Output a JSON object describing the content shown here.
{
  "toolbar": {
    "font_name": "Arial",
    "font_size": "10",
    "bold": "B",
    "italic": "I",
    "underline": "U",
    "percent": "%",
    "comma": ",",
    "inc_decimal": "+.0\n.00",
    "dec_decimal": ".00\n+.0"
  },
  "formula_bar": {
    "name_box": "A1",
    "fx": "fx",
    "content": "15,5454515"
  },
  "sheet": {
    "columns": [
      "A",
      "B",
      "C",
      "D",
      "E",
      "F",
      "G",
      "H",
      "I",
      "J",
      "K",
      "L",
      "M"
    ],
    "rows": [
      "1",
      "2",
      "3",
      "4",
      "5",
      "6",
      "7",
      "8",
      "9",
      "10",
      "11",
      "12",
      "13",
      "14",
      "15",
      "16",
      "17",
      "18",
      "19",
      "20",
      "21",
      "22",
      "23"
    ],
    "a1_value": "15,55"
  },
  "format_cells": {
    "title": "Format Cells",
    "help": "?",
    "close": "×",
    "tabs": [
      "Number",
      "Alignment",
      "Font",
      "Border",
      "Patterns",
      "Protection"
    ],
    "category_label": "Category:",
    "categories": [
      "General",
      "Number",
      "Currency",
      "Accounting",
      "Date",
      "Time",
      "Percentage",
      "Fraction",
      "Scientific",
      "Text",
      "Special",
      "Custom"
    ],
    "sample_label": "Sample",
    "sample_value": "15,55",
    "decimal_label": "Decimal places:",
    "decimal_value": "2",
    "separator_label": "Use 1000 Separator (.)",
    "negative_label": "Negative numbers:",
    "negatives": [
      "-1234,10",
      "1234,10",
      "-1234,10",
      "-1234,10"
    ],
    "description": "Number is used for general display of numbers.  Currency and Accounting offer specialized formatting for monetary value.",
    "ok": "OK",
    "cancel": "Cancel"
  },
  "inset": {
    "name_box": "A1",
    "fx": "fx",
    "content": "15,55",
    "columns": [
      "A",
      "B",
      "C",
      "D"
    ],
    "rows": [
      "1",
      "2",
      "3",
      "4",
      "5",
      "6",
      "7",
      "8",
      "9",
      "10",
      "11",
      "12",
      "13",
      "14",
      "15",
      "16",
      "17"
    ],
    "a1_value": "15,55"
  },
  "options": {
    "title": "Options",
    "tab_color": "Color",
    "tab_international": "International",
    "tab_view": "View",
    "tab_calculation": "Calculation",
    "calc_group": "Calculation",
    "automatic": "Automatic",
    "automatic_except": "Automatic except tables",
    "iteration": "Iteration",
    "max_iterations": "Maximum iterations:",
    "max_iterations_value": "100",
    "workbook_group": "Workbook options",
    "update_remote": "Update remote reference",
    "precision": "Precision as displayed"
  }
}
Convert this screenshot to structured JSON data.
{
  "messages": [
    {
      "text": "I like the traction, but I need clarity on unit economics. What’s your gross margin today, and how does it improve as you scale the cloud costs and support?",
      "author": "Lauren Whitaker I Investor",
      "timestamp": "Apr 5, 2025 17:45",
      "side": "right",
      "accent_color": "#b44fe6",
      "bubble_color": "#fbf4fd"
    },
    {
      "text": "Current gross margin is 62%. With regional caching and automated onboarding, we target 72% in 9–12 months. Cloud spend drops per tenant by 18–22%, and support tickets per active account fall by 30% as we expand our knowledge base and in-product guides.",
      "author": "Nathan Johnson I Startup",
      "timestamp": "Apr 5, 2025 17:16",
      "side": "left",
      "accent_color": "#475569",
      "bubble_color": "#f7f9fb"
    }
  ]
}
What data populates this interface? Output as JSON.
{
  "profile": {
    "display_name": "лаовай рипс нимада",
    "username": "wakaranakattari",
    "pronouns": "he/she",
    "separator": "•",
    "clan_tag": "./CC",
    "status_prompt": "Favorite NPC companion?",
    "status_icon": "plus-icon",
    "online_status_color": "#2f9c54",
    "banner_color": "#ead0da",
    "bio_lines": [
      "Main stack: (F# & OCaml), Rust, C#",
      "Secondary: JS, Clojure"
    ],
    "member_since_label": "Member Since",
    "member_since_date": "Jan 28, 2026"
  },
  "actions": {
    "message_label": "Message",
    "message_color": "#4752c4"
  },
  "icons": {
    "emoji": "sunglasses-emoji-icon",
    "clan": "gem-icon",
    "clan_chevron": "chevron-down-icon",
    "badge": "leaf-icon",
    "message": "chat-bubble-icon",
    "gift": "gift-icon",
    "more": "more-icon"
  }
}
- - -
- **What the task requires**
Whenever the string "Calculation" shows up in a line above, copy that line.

- **Response**
    "tab_calculation": "Calculation",
    "calc_group": "Calculation",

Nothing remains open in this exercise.